In a Nutshell: Mystery, memory, manipulation | A feisty thriller that fizzes with intrigue, paranoia and a cast of fascinatingly flawed characters. For Jess “every waking moment is a flashbulb moment. I recall everything from the age of eleven like a never-ending motion picture,” which is why she became part of Professor Coleman’s intensive memory study Programme. Following a family tragedy and sick of Coleman’s invasive methods, Jess fled the study and assumed a new identity. She’s an engaging, refreshingly straight-talking narrator, not always likeable, but consistently clever and ten steps ahead of everyone around her. But further tragedy follows at her new school when Hanna, her roommate, falls to her death. While Jess tries to figure out who’s behind the mysterious postcards she finds in the wake of Hanna’s death, she falls for new boy Dan and confides in him as it emerges that Professor Coleman wants her back. A tangle of questions arise as Jess tries to keep herself safe, and the answers are revealed with terrific tension as a series of damning discoveries set the stage for an explosive showdown. Recommended for YA readers who like their fiction fast-paced and full of psychological thrills and chills. Do you have a memory for faces? Could you be a Super Recogniser? Head over to the University of Greenwich website to take the test… greenwichuniversity.eu.qualtrics.com
Forthright, funny Ayesha harbours dreams of being a poet and occasionally performs at a literary lounge, but her ambitions are somewhat hampered by her new teaching job and familial pressure to get married, a pressure that’s intensified by her stunning younger cousin’s countless marriage proposals. But Ayesha is adamant that she doesn’t want an arranged marriage, even if it means she might be doomed to spinsterhood. Then, courtesy of her best friend and a conference at her mosque, a few twists of fate throw Ayesha into contact with hyper-critical, conservative Khalid, who dresses like a time-traveller from several centuries ago and is utterly under his wealthy mother’s control. Cue much friction, farcical funniness and genuine soul-searching as Ayesha and Khalid embark on complex, intersecting journeys of discovery. Alongside serving up a sparkling love story, this debut also tackles meaty issues, from the rampant islamophobia of Khaled’s abhorrent boss, to the sexism Ayesha stands up to. Indeed, the criss-crossing sub-plots - both gritty and comic - keep the pages turning, and make this a treat for fans of romance with extra bite.

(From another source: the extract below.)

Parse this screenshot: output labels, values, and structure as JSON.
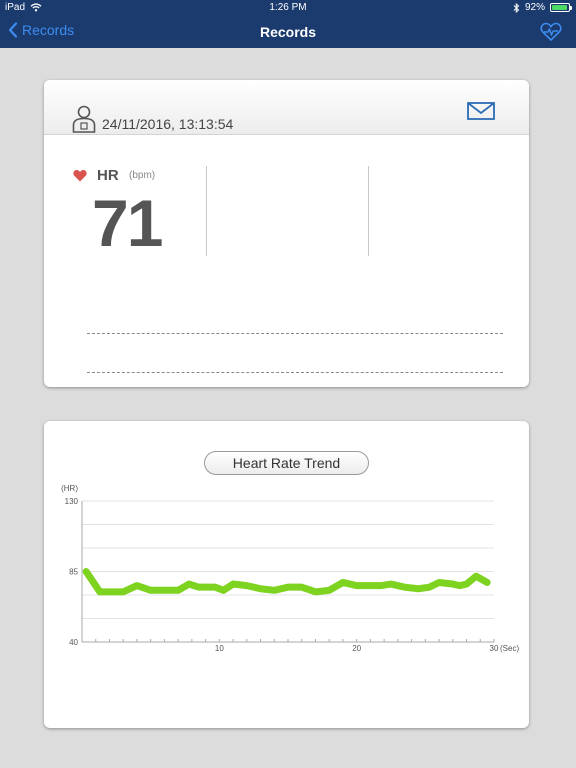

Oh my, I have quite fallen in love with this absolutely glorious and spellbinding tale. A wonderful infusion of themes means ‘Attend’ quite rightly, refuses to be labelled. Set in Deptford, London the streets, houses, and locations are as eloquently described and important as the characters. Skirting the violent criminal underbelly of the town and exploring the struggle of addiction, the story hovers within touching distance of an unseen mysterious power that planted itself in my mind and continued to lurk and explore my thoughts and feelings. The enigmatic and almost otherworldly Deborah sits centre stage, acting as a magnet, weaving Sam and Anne into her story. ‘Attend’ has a deliciously dark fairytale quality that sits alongside the heartfelt realism of life quite beautifully. This is West Camel’s debut, his writing is alluring and sang out to me, I simply can't wait to see what comes next. I recommend Attend with every fibre of my being, it has must-read stamped all over it.